Yes, that is it.
In the Catholic clergy, because of our training and contacts with foreign missionaries, especially sisters from Kerala and other parts of India, there is a great change in the mentality in favour of helping the less fortunate: the sick, the orphans, the aged, the lamed and disabled. Among the emerging Catholic clergy and sisters, there is a tendency of going out to the people in the periphery. That I have noticed.
I have improved my vision of humanity to see others as my brothers and sisters. Earlier I was used to narrow thinking. When I hear now about suffering and problems in Orissa, Yemen, Syria and civil war in Ethiopia, there is a feeling of solidarity. I think of them also as human beings. The minimum I can do is to pray for them. Materially I may not be able to help them, but I can express my sympathy and expand my wider vision of people.
They easily mingle and become one with the place they are in. There are many Malayali priests and sisters in Ethiopia.
That is what I experienced.
I will try to do whatever I can do for the Church and the poor people. I have no aspiration other than that.
Yes I feel fulfillment. I am in the Golden Jubilee year of ordination.

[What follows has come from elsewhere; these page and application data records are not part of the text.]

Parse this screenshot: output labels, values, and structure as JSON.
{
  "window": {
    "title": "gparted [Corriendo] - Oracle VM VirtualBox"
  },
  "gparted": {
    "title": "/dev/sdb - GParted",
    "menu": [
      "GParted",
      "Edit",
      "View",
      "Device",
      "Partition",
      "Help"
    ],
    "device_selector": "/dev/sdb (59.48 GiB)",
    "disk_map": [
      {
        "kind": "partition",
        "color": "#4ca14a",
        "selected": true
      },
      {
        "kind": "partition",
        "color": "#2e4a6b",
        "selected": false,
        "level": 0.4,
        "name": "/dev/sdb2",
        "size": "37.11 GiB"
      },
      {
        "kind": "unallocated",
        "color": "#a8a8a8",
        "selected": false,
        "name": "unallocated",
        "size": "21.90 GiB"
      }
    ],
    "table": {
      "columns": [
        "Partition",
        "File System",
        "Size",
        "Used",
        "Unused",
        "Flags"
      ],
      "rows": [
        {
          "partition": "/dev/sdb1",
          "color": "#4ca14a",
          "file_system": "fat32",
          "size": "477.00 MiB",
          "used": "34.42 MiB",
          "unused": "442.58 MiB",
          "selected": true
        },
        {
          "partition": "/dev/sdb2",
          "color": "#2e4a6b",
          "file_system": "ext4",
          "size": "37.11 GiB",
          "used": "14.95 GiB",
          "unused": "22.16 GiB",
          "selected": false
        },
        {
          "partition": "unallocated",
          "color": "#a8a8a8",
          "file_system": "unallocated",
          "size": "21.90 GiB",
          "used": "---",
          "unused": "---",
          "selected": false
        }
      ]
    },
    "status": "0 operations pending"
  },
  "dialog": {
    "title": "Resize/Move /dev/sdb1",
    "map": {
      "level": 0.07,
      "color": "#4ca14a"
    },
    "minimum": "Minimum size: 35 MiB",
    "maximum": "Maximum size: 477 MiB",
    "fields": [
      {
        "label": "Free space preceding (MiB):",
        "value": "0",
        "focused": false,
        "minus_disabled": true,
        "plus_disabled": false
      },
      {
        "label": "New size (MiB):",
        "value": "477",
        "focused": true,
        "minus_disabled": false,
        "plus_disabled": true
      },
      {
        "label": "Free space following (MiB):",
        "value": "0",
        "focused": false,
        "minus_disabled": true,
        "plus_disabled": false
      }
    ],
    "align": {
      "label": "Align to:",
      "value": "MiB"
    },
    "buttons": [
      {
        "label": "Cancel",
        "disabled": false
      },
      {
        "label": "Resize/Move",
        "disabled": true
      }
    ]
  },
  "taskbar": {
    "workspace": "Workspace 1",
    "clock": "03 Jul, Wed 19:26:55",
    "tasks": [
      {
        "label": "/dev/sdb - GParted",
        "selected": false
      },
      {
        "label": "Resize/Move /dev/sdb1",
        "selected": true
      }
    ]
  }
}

Because, to some extent, my life is spent for Christ and for the Church. I do not say there are no defects in me. In spite of them, I feel that my life has been fruitful in the mind of God, Church and people. That is why I feel satisfied.